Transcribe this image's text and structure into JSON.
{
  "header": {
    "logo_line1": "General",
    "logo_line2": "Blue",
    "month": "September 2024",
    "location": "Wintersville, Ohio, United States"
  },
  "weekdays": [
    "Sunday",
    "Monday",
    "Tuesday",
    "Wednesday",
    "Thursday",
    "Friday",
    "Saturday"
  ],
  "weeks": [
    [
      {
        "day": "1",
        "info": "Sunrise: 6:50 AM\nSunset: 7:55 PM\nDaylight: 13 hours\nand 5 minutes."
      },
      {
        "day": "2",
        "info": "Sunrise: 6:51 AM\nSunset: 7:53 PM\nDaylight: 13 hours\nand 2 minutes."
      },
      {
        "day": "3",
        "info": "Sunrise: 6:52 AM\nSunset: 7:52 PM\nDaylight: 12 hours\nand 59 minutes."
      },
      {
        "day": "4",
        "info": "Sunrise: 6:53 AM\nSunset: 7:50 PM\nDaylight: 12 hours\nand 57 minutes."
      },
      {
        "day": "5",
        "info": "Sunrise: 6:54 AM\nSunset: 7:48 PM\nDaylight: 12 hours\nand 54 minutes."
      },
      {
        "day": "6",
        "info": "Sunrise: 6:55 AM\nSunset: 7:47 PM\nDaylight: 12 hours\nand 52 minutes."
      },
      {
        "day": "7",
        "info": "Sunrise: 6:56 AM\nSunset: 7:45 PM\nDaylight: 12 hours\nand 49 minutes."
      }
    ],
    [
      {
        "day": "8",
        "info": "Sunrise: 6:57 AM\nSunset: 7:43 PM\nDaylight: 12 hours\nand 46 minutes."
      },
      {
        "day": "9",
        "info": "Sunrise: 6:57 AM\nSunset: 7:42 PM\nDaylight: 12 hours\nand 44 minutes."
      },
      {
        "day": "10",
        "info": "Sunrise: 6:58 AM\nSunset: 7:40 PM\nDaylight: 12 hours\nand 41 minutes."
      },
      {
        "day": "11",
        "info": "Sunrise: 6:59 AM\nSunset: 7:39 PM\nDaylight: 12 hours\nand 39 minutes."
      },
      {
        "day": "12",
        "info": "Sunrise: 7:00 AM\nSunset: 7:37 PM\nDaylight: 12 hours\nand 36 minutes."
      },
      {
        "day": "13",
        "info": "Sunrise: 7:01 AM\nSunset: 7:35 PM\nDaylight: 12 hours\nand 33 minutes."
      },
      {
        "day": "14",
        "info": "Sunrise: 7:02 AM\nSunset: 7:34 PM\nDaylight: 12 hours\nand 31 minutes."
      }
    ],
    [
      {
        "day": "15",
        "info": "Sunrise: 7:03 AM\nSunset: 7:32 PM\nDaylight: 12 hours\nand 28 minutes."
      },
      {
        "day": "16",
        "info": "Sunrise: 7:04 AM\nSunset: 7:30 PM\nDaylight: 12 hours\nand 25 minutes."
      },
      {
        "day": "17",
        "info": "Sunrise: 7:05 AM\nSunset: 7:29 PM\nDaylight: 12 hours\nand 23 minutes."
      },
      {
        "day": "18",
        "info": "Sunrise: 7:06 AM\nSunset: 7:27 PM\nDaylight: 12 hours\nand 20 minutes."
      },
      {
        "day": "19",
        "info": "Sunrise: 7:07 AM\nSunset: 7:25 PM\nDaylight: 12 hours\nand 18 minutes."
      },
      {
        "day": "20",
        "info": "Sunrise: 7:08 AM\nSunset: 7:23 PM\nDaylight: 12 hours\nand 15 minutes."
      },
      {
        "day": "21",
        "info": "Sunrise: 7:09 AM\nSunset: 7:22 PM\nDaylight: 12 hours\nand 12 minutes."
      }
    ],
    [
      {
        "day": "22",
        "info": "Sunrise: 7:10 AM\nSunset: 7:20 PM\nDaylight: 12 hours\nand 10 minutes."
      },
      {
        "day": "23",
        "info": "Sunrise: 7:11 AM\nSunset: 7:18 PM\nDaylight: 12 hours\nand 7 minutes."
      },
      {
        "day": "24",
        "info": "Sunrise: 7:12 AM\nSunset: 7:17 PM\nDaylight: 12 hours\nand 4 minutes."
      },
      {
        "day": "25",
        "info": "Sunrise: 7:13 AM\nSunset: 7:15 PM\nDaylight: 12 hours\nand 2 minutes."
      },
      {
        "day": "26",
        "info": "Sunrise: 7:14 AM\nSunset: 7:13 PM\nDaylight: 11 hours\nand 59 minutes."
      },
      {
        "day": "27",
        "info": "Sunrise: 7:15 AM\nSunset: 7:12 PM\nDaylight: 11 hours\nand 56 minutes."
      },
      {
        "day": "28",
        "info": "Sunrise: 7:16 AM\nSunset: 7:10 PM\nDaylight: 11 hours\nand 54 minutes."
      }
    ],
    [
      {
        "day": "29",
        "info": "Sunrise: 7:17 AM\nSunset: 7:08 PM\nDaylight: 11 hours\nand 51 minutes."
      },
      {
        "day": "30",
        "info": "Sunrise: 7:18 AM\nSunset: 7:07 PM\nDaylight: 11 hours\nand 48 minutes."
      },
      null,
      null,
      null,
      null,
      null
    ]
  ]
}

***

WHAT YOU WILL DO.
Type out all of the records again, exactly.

ANSWER BELOW.
Transcribe this image's text and structure into JSON.
{
  "header": {
    "logo_line1": "General",
    "logo_line2": "Blue",
    "month": "September 2024",
    "location": "Wintersville, Ohio, United States"
  },
  "weekdays": [
    "Sunday",
    "Monday",
    "Tuesday",
    "Wednesday",
    "Thursday",
    "Friday",
    "Saturday"
  ],
  "weeks": [
    [
      {
        "day": "1",
        "info": "Sunrise: 6:50 AM\nSunset: 7:55 PM\nDaylight: 13 hours\nand 5 minutes."
      },
      {
        "day": "2",
        "info": "Sunrise: 6:51 AM\nSunset: 7:53 PM\nDaylight: 13 hours\nand 2 minutes."
      },
      {
        "day": "3",
        "info": "Sunrise: 6:52 AM\nSunset: 7:52 PM\nDaylight: 12 hours\nand 59 minutes."
      },
      {
        "day": "4",
        "info": "Sunrise: 6:53 AM\nSunset: 7:50 PM\nDaylight: 12 hours\nand 57 minutes."
      },
      {
        "day": "5",
        "info": "Sunrise: 6:54 AM\nSunset: 7:48 PM\nDaylight: 12 hours\nand 54 minutes."
      },
      {
        "day": "6",
        "info": "Sunrise: 6:55 AM\nSunset: 7:47 PM\nDaylight: 12 hours\nand 52 minutes."
      },
      {
        "day": "7",
        "info": "Sunrise: 6:56 AM\nSunset: 7:45 PM\nDaylight: 12 hours\nand 49 minutes."
      }
    ],
    [
      {
        "day": "8",
        "info": "Sunrise: 6:57 AM\nSunset: 7:43 PM\nDaylight: 12 hours\nand 46 minutes."
      },
      {
        "day": "9",
        "info": "Sunrise: 6:57 AM\nSunset: 7:42 PM\nDaylight: 12 hours\nand 44 minutes."
      },
      {
        "day": "10",
        "info": "Sunrise: 6:58 AM\nSunset: 7:40 PM\nDaylight: 12 hours\nand 41 minutes."
      },
      {
        "day": "11",
        "info": "Sunrise: 6:59 AM\nSunset: 7:39 PM\nDaylight: 12 hours\nand 39 minutes."
      },
      {
        "day": "12",
        "info": "Sunrise: 7:00 AM\nSunset: 7:37 PM\nDaylight: 12 hours\nand 36 minutes."
      },
      {
        "day": "13",
        "info": "Sunrise: 7:01 AM\nSunset: 7:35 PM\nDaylight: 12 hours\nand 33 minutes."
      },
      {
        "day": "14",
        "info": "Sunrise: 7:02 AM\nSunset: 7:34 PM\nDaylight: 12 hours\nand 31 minutes."
      }
    ],
    [
      {
        "day": "15",
        "info": "Sunrise: 7:03 AM\nSunset: 7:32 PM\nDaylight: 12 hours\nand 28 minutes."
      },
      {
        "day": "16",
        "info": "Sunrise: 7:04 AM\nSunset: 7:30 PM\nDaylight: 12 hours\nand 25 minutes."
      },
      {
        "day": "17",
        "info": "Sunrise: 7:05 AM\nSunset: 7:29 PM\nDaylight: 12 hours\nand 23 minutes."
      },
      {
        "day": "18",
        "info": "Sunrise: 7:06 AM\nSunset: 7:27 PM\nDaylight: 12 hours\nand 20 minutes."
      },
      {
        "day": "19",
        "info": "Sunrise: 7:07 AM\nSunset: 7:25 PM\nDaylight: 12 hours\nand 18 minutes."
      },
      {
        "day": "20",
        "info": "Sunrise: 7:08 AM\nSunset: 7:23 PM\nDaylight: 12 hours\nand 15 minutes."
      },
      {
        "day": "21",
        "info": "Sunrise: 7:09 AM\nSunset: 7:22 PM\nDaylight: 12 hours\nand 12 minutes."
      }
    ],
    [
      {
        "day": "22",
        "info": "Sunrise: 7:10 AM\nSunset: 7:20 PM\nDaylight: 12 hours\nand 10 minutes."
      },
      {
        "day": "23",
        "info": "Sunrise: 7:11 AM\nSunset: 7:18 PM\nDaylight: 12 hours\nand 7 minutes."
      },
      {
        "day": "24",
        "info": "Sunrise: 7:12 AM\nSunset: 7:17 PM\nDaylight: 12 hours\nand 4 minutes."
      },
      {
        "day": "25",
        "info": "Sunrise: 7:13 AM\nSunset: 7:15 PM\nDaylight: 12 hours\nand 2 minutes."
      },
      {
        "day": "26",
        "info": "Sunrise: 7:14 AM\nSunset: 7:13 PM\nDaylight: 11 hours\nand 59 minutes."
      },
      {
        "day": "27",
        "info": "Sunrise: 7:15 AM\nSunset: 7:12 PM\nDaylight: 11 hours\nand 56 minutes."
      },
      {
        "day": "28",
        "info": "Sunrise: 7:16 AM\nSunset: 7:10 PM\nDaylight: 11 hours\nand 54 minutes."
      }
    ],
    [
      {
        "day": "29",
        "info": "Sunrise: 7:17 AM\nSunset: 7:08 PM\nDaylight: 11 hours\nand 51 minutes."
      },
      {
        "day": "30",
        "info": "Sunrise: 7:18 AM\nSunset: 7:07 PM\nDaylight: 11 hours\nand 48 minutes."
      },
      null,
      null,
      null,
      null,
      null
    ]
  ]
}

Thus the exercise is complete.